Source data
● ● ● ●

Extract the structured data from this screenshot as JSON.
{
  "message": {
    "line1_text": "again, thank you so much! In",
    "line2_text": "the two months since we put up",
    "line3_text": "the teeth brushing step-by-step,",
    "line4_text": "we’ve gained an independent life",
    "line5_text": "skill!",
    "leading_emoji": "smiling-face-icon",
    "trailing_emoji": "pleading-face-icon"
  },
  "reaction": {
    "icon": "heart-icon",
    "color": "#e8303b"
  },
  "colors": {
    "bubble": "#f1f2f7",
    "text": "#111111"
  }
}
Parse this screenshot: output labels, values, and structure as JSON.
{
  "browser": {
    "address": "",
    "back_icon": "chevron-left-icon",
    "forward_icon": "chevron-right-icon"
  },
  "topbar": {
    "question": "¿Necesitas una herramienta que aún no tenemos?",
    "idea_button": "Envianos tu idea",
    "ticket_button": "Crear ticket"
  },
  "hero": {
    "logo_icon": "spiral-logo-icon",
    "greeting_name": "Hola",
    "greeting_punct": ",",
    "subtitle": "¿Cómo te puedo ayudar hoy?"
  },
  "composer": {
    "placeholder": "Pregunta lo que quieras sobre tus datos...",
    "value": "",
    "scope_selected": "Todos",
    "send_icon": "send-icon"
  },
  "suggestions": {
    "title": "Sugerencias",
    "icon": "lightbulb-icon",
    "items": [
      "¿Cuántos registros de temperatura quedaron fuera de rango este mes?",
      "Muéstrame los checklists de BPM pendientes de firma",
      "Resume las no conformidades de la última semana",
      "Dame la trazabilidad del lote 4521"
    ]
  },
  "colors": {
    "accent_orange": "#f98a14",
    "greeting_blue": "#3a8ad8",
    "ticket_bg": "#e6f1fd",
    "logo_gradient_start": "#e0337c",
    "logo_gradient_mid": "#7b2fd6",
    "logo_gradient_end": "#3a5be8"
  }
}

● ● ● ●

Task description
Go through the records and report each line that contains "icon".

Output for this exercise
    "leading_emoji": "smiling-face-icon",
    "trailing_emoji": "pleading-face-icon"
    "icon": "heart-icon",
    "back_icon": "chevron-left-icon",
    "forward_icon": "chevron-right-icon"
    "logo_icon": "spiral-logo-icon",
    "send_icon": "send-icon"
    "icon": "lightbulb-icon",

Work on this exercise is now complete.